Waitaki Avenue,
New Zealand
Coordinates 45°04′37″S 170°59′41″E / 45.0769°S 170.9946°E / -45.0769; 170.9946Coordinates: 45°04′37″S 170°59′41″E / 45.0769°S 170.9946°E / -45.0769; 170.9946
Type State, Boys, Secondary years 9-15
Motto Quanti est sapere
Established 1883
Ministry of Education Institution no. 365
Rector Paul Jackson (2012-Present)
School roll 492[1] (March 2015)
Socio-economic decile 6N[2]

Waitaki Boys' High School is a secondary school for boys located in the northern part of the town of Oamaru, Otago, New Zealand, with day and boarding facilities, and was founded in 1883.[3] As of 2012, it has a school roll of just under 500.[4]

The school has a house system with four houses, Don, Forrester, Lee and Sutherland. It organises some cultural activities together with its nearby sister school, Waitaki Girls' High School.

The school is notable for its British colonial architecture, encompassing such historic buildings such as the Hall of Memories, an assembly hall, built to honour its former pupils who died in various wars.

In keeping with its unisex colonial past (echoes of the British class system and single-sex schools) the achievements of Waitaki's school leavers were the usual mixed bag. Some were exceptional old boys (ex-pupils) with meritorious achievements who moved on to achieve greatness, while others left and faded into obscurity.

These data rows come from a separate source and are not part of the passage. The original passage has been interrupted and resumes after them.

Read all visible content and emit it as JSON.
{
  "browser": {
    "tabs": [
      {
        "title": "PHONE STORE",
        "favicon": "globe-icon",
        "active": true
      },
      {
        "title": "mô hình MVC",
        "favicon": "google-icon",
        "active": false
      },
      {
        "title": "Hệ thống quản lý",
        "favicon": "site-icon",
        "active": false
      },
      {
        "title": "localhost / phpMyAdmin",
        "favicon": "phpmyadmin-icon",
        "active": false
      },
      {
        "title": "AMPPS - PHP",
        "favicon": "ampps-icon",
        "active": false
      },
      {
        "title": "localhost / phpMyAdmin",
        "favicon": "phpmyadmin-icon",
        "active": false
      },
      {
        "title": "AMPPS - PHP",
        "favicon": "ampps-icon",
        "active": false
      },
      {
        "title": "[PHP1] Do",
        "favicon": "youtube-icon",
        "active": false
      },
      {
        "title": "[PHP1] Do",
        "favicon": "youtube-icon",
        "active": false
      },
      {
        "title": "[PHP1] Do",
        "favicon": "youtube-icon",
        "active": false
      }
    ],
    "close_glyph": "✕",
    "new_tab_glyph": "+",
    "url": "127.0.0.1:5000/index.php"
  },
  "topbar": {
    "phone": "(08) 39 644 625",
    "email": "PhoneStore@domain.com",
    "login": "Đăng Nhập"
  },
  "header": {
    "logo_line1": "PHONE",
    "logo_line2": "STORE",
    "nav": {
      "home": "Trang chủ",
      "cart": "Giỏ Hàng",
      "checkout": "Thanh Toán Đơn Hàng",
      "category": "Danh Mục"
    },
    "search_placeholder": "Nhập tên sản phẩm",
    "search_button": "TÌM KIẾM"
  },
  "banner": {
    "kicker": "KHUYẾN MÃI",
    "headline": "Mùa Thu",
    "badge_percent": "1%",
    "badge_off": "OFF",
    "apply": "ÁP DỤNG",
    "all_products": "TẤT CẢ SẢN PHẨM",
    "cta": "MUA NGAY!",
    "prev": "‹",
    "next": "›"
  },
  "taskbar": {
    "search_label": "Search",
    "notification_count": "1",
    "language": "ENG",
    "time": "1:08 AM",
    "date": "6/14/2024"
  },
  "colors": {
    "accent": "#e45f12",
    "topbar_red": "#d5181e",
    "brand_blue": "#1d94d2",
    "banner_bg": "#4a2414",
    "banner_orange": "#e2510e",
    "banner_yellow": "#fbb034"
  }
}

Frank Milner, known as "The Man" was headmaster for many years.

Notable alumni[edit]


  1. ^ "Directory of Schools - as at 7 April 2015". New Zealand Ministry of Education. Retrieved 2015-04-08. 
  2. ^ "Decile Change 2014 to 2015 for State & State Integrated Schools". Ministry of Education. Retrieved 12 February 2015. 
  3. ^ a b "125th anniversary to be 'momentous' occasion". Otago Daily Times. 21 June 2008. Retrieved 7 January 2012. 
  4. ^ "Waitaki Boys' High School". Ministry of Education. Retrieved 6 January 2012. 
  5. ^ From Bluff to Baghdad, Te Karaka, Winter 2005.
  6. ^ Ryan, Rebecca (31 May 2013). "Living Everest dream". Oamaru Mail. Retrieved 2013-10-16. 
  7. ^ Gustafson, Barry (1986). The First 50 Years : A History of the New Zealand National Party. Auckland: Reed Methuen. p. 303. ISBN 0-474-00177-6. 
  8. ^ Brown, Bruce. "Nordmeyer, Arnold Henry - Biography". Dictionary of New Zealand Biography. Ministry for Culture and Heritage. Retrieved 6 October 2012. 

External links[edit]